“Wüstung und Wüste” is the third exhibition by Uwe Henneken at Galerie Gisela Capitain. The artist is showing seven new oil paintings on canvas, varying in size and format. Uwe Henneken’s work moves between symbolism, romanticism and expressionism. His landscapes are distinctive – here in his newest works they are deserted and uninhabited. Only in one, a very large-scale work, The Frontier People – Handkerchief Tree, there is a fabulous figure who, flying and visually whooshing through the painting, seems to abandon it. Wüstung und Wüste are to be understand as opposite couples – like Negative and Positive. They describe Uwe Henneken’s “Bildwelt” (or picture world) in its contrariness. The idea of Wüstung (an abandoned, lost village) stands for the settlements that were abandoned before the modern era. Therefore it corresponds to the end, in which at first the desert is hostile to life, but can nevertheless on the other hand be a start of things.
It is comparable to a hermit’s experience, who finds himself in the solitude of the desert and reaches a spiritual level.
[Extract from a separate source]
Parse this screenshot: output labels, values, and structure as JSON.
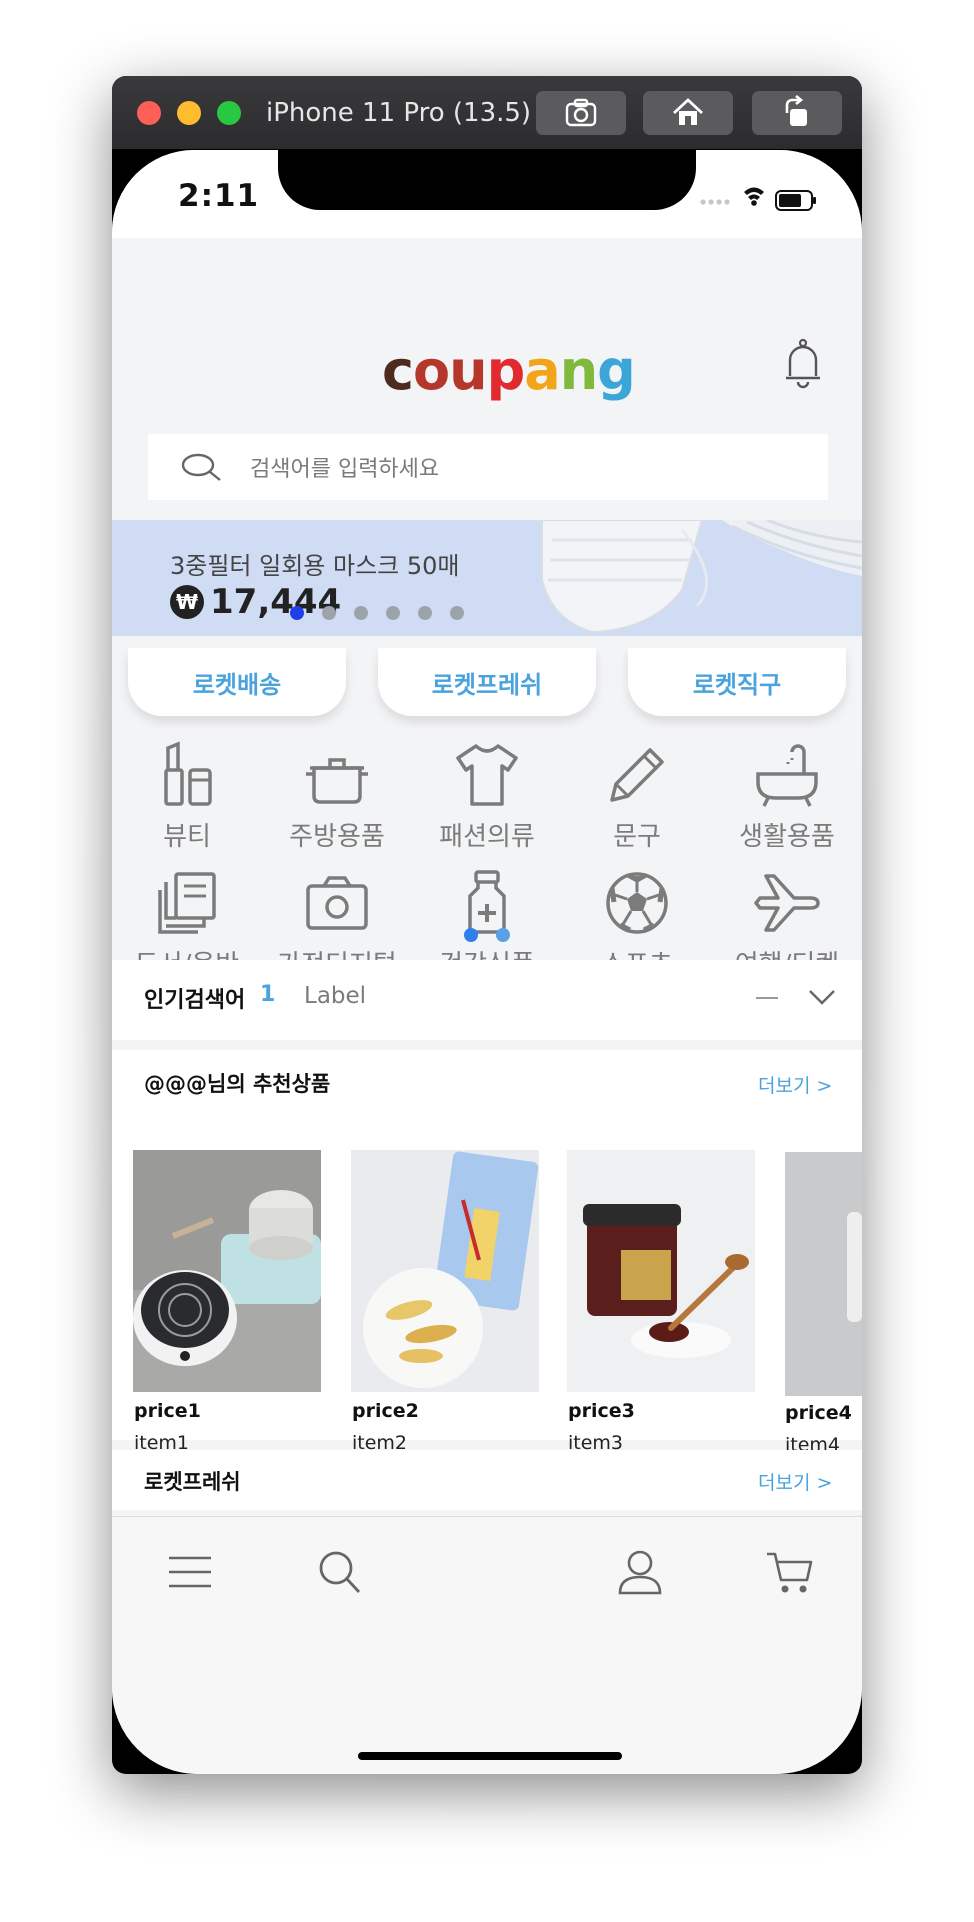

The desert is the origin of the three big monotheistic religions. The work Rekluse am Rande der Sketis captures this idea. In the second half of the Fourth Century, in the ascetic desert, one of the basic forms of Christian monasticism emerged from a community of hermits, the roots of our European culture.
The idea of “Wüste” (desert) appears moreover in Ernst Jünger as a description of clarified Modernity that has lost its reference to transcendency and tradition. Start and end, blossoming and decay – this endless cycle drags on through all cultures. In this way “Wüstung und Wüste” serve as symbols of loss and return. Through the absence of the otherwise characteristic beings in Uwe Henneken´s work arises something quasi-new: the beholder itself becomes the figure.
Images and text provided by Galerie Gisela Capitain
- Johanna Diehl at Galerie Wilma Tolksdorf
- José Maria Sicila at Galerie Chantal Crousel
- Toby Ziegler at Galerie Max Hetzler